“Community engagement is defined as the process of working collaboratively with and through groups of people affiliated by geographic proximity, special interest, or similar situations to address issues affecting the wellbeing of those people. It is a powerful vehicle for bringing about environmental and behavioral changes that will improve the health of the community and its members.”
As nurse leaders and educators, we are in a unique position to encourage and influence our nurses to become involved in their communities. Nurses can make an invaluable impact on those around them, whether it be formally or informally.
Community engagement can be accomplished in various ways. It can take place in-person or virtually, it can be on a local level or national level. Remember, we all belong to various “communities” at any given time. We have communities at work, where we live, go to school, or worship, etc. The engagement arenas and possibilities are endless!
Informal and formal methods for engagement
Every day conversations
Nurses can informally share their knowledge through casual conversations with friends and family on important topics near and dear to their hearts, like injury prevention or cancer prevention. Social media can even serve as a vehicle to share knowledge and educate those with whom we virtually connect.
Volunteering in the community
Another avenue for engagement can be found through volunteering and performing health screenings or vaccinations at local community events or participating in blood drives. Engaging in the community doesn’t always have to be about providing healthcare services. It can be accomplished by checking in on older adults living alone, helping at the local food bank, or taking part in a clothing drive.
Shaping public health policy
Joining a national nursing organization provides nurses with a variety of opportunities to have a collective voice and become involved in health policy and advocacy. Meetings with legislators, serving on political action committees, or even phone calls and letter writing to elected representatives are a few ways that national organizations can help impact and improve healthcare policy on a larger scale. Many national nursing organizations also have smaller state chapters which can provide a more targeted approach to shaping nursing policy at the state or even community level.
How can you learn to shape health policy?
- Understand how policy is made.
- Explore who makes policy at your workplace and in your community.
- Think about which health policies matter most to you.
- Research which legislators support policies that are of interest to you.
- Write to your legislator about issues that impact patient care.

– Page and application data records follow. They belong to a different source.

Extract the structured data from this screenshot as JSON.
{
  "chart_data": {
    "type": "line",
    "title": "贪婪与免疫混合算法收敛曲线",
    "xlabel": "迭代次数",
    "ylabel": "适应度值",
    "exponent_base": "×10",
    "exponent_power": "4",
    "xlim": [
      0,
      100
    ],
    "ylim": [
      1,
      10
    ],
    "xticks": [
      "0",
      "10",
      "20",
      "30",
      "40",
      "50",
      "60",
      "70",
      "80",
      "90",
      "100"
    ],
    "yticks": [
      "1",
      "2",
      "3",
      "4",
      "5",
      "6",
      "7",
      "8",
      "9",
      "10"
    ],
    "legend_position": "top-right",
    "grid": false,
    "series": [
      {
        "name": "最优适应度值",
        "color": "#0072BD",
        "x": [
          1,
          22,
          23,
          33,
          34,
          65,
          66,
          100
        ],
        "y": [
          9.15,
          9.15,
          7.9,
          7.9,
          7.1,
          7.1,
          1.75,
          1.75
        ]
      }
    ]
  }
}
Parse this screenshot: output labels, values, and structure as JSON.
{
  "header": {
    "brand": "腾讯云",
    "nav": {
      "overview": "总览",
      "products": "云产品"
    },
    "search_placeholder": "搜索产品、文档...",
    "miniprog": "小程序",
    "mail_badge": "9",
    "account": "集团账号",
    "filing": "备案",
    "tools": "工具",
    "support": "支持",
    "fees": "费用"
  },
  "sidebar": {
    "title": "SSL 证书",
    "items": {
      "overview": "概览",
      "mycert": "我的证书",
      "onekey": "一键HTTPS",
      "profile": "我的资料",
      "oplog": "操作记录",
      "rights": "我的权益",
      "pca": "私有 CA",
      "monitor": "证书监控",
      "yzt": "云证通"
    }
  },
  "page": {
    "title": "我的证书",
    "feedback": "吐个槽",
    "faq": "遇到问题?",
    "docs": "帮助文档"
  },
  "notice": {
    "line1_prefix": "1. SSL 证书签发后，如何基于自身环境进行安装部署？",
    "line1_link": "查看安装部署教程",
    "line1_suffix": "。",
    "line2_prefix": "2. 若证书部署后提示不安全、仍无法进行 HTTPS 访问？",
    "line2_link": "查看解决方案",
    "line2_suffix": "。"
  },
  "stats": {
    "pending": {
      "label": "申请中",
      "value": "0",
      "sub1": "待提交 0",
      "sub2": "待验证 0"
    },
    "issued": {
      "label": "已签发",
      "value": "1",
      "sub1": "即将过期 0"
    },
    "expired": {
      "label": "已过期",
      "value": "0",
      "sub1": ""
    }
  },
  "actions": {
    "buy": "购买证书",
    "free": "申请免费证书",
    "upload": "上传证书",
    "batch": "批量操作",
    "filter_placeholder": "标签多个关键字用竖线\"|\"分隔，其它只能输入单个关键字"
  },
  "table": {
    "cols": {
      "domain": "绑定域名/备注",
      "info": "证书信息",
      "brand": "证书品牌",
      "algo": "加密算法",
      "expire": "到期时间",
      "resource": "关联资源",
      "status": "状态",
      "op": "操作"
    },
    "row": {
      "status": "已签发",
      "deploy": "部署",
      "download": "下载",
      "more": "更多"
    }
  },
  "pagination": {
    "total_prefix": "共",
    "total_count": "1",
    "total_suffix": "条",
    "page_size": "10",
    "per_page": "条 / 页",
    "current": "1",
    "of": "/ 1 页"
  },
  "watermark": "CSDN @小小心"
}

- Tell colleagues about opportunities to influence policy change.
- Join organizations that lobby on behalf of patients or nurses.
Nurse leaders and educators can influence their staff and serve as the best example on how to engage with the communities around them. Community involvement and engagement comes in many different forms, big or small, formal, or informal. Most of all, being involved in the community can boost one’s self-esteem and gives a greater sense of self-worth and purpose. Share your knowledge of resources, health policies, and related laws, and encourage our nurses to join professional nursing associations. Don’t let this last week go by without spreading the word on how nurses can use their power, knowledge, and voices to make their communities a better place!